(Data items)
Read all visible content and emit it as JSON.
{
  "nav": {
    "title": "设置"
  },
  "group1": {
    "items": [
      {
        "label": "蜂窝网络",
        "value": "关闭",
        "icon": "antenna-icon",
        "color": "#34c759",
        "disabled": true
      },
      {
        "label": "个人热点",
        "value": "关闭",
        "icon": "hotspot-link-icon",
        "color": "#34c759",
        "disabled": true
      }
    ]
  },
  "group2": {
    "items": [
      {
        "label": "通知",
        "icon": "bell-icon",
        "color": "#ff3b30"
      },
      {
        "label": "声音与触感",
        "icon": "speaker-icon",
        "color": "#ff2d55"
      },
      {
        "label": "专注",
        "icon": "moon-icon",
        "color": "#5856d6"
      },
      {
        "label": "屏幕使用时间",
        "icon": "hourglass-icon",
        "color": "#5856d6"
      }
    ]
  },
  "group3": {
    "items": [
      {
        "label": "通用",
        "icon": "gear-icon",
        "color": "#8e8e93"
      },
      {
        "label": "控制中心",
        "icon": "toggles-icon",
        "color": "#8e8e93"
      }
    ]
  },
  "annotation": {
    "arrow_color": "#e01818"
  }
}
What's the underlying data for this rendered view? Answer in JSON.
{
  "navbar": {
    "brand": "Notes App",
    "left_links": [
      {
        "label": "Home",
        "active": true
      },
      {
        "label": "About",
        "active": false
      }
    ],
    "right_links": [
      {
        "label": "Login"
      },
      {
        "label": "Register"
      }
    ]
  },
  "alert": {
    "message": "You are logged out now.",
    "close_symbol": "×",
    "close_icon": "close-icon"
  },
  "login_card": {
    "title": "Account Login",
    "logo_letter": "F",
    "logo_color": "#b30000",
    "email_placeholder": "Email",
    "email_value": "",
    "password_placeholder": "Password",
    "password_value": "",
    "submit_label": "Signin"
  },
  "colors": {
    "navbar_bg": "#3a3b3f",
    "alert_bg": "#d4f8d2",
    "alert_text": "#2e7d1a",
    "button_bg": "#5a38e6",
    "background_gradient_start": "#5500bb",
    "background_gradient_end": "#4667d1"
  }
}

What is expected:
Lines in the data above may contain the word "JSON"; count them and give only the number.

Exercise answer:
2